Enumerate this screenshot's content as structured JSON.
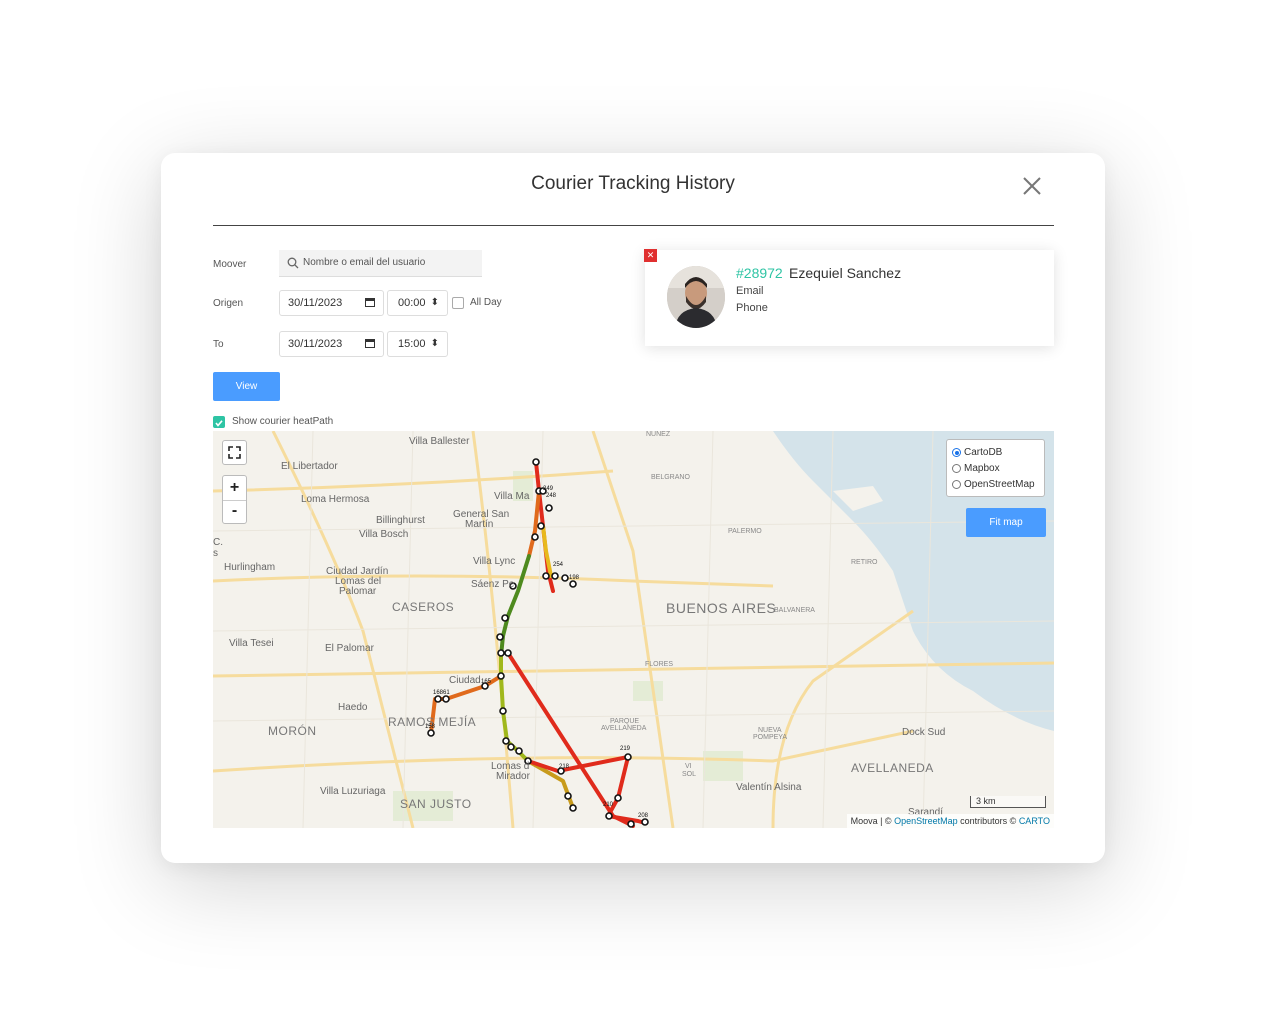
{
  "modal": {
    "title": "Courier Tracking History"
  },
  "form": {
    "moover_label": "Moover",
    "moover_placeholder": "Nombre o email del usuario",
    "origen_label": "Origen",
    "origen_date": "30/11/2023",
    "origen_time": "00:00",
    "all_day_label": "All Day",
    "to_label": "To",
    "to_date": "30/11/2023",
    "to_time": "15:00",
    "view_button": "View",
    "heatpath_label": "Show courier heatPath",
    "heatpath_checked": true
  },
  "courier": {
    "id": "#28972",
    "name": "Ezequiel Sanchez",
    "email": "Email",
    "phone": "Phone"
  },
  "map": {
    "zoom_in": "+",
    "zoom_out": "-",
    "layers": [
      "CartoDB",
      "Mapbox",
      "OpenStreetMap"
    ],
    "selected_layer": "CartoDB",
    "fit_button": "Fit map",
    "scale": "3 km",
    "attribution": {
      "prefix": "Moova | ©",
      "osm": "OpenStreetMap",
      "middle": "contributors ©",
      "carto": "CARTO"
    },
    "places": {
      "villa_ballester": "Villa Ballester",
      "nunez": "NUÑEZ",
      "el_libertador": "El Libertador",
      "belgrano": "BELGRANO",
      "loma_hermosa": "Loma Hermosa",
      "villa_maipu": "Villa Ma",
      "general_san_martin_1": "General San",
      "general_san_martin_2": "Martín",
      "billinghurst": "Billinghurst",
      "villa_bosch": "Villa Bosch",
      "palermo": "PALERMO",
      "hurlingham": "Hurlingham",
      "ciudad_jardin_1": "Ciudad Jardín",
      "ciudad_jardin_2": "Lomas del",
      "ciudad_jardin_3": "Palomar",
      "villa_lynch": "Villa Lync",
      "saenz_pena": "Sáenz Pe",
      "retiro": "RETIRO",
      "caseros": "CASEROS",
      "buenos_aires": "BUENOS AIRES",
      "balvanera": "BALVANERA",
      "villa_tesei": "Villa Tesei",
      "el_palomar": "El Palomar",
      "flores": "FLORES",
      "ciudad": "Ciudad",
      "haedo": "Haedo",
      "ramos_mejia": "RAMOS MEJÍA",
      "moron": "MORÓN",
      "parque_avellaneda_1": "PARQUE",
      "parque_avellaneda_2": "AVELLANEDA",
      "nueva_pompeya_1": "NUEVA",
      "nueva_pompeya_2": "POMPEYA",
      "dock_sud": "Dock Sud",
      "lomas_mirador_1": "Lomas d",
      "lomas_mirador_2": "Mirador",
      "avellaneda": "AVELLANEDA",
      "villa_luzuriaga": "Villa Luzuriaga",
      "san_justo": "SAN JUSTO",
      "valentin_alsina": "Valentín Alsina",
      "c_partial": "C.",
      "s_partial": "s",
      "vi_sol_1": "VI",
      "vi_sol_2": "SOL",
      "sarandi": "Sarandí"
    },
    "point_labels": {
      "p158": "158",
      "p164": "16861",
      "p210": "210",
      "p218": "218",
      "p219": "219",
      "p208": "208",
      "p165": "165",
      "p198": "198",
      "p254": "254",
      "p249": "249",
      "p248": "248"
    }
  }
}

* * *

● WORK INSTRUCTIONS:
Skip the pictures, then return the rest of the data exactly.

● ANSWER BELOW:
Enumerate this screenshot's content as structured JSON.
{
  "modal": {
    "title": "Courier Tracking History"
  },
  "form": {
    "moover_label": "Moover",
    "moover_placeholder": "Nombre o email del usuario",
    "origen_label": "Origen",
    "origen_date": "30/11/2023",
    "origen_time": "00:00",
    "all_day_label": "All Day",
    "to_label": "To",
    "to_date": "30/11/2023",
    "to_time": "15:00",
    "view_button": "View",
    "heatpath_label": "Show courier heatPath",
    "heatpath_checked": true
  },
  "courier": {
    "id": "#28972",
    "name": "Ezequiel Sanchez",
    "email": "Email",
    "phone": "Phone"
  },
  "map": {
    "zoom_in": "+",
    "zoom_out": "-",
    "layers": [
      "CartoDB",
      "Mapbox",
      "OpenStreetMap"
    ],
    "selected_layer": "CartoDB",
    "fit_button": "Fit map",
    "scale": "3 km",
    "attribution": {
      "prefix": "Moova | ©",
      "osm": "OpenStreetMap",
      "middle": "contributors ©",
      "carto": "CARTO"
    },
    "places": {
      "villa_ballester": "Villa Ballester",
      "nunez": "NUÑEZ",
      "el_libertador": "El Libertador",
      "belgrano": "BELGRANO",
      "loma_hermosa": "Loma Hermosa",
      "villa_maipu": "Villa Ma",
      "general_san_martin_1": "General San",
      "general_san_martin_2": "Martín",
      "billinghurst": "Billinghurst",
      "villa_bosch": "Villa Bosch",
      "palermo": "PALERMO",
      "hurlingham": "Hurlingham",
      "ciudad_jardin_1": "Ciudad Jardín",
      "ciudad_jardin_2": "Lomas del",
      "ciudad_jardin_3": "Palomar",
      "villa_lynch": "Villa Lync",
      "saenz_pena": "Sáenz Pe",
      "retiro": "RETIRO",
      "caseros": "CASEROS",
      "buenos_aires": "BUENOS AIRES",
      "balvanera": "BALVANERA",
      "villa_tesei": "Villa Tesei",
      "el_palomar": "El Palomar",
      "flores": "FLORES",
      "ciudad": "Ciudad",
      "haedo": "Haedo",
      "ramos_mejia": "RAMOS MEJÍA",
      "moron": "MORÓN",
      "parque_avellaneda_1": "PARQUE",
      "parque_avellaneda_2": "AVELLANEDA",
      "nueva_pompeya_1": "NUEVA",
      "nueva_pompeya_2": "POMPEYA",
      "dock_sud": "Dock Sud",
      "lomas_mirador_1": "Lomas d",
      "lomas_mirador_2": "Mirador",
      "avellaneda": "AVELLANEDA",
      "villa_luzuriaga": "Villa Luzuriaga",
      "san_justo": "SAN JUSTO",
      "valentin_alsina": "Valentín Alsina",
      "c_partial": "C.",
      "s_partial": "s",
      "vi_sol_1": "VI",
      "vi_sol_2": "SOL",
      "sarandi": "Sarandí"
    },
    "point_labels": {
      "p158": "158",
      "p164": "16861",
      "p210": "210",
      "p218": "218",
      "p219": "219",
      "p208": "208",
      "p165": "165",
      "p198": "198",
      "p254": "254",
      "p249": "249",
      "p248": "248"
    }
  }
}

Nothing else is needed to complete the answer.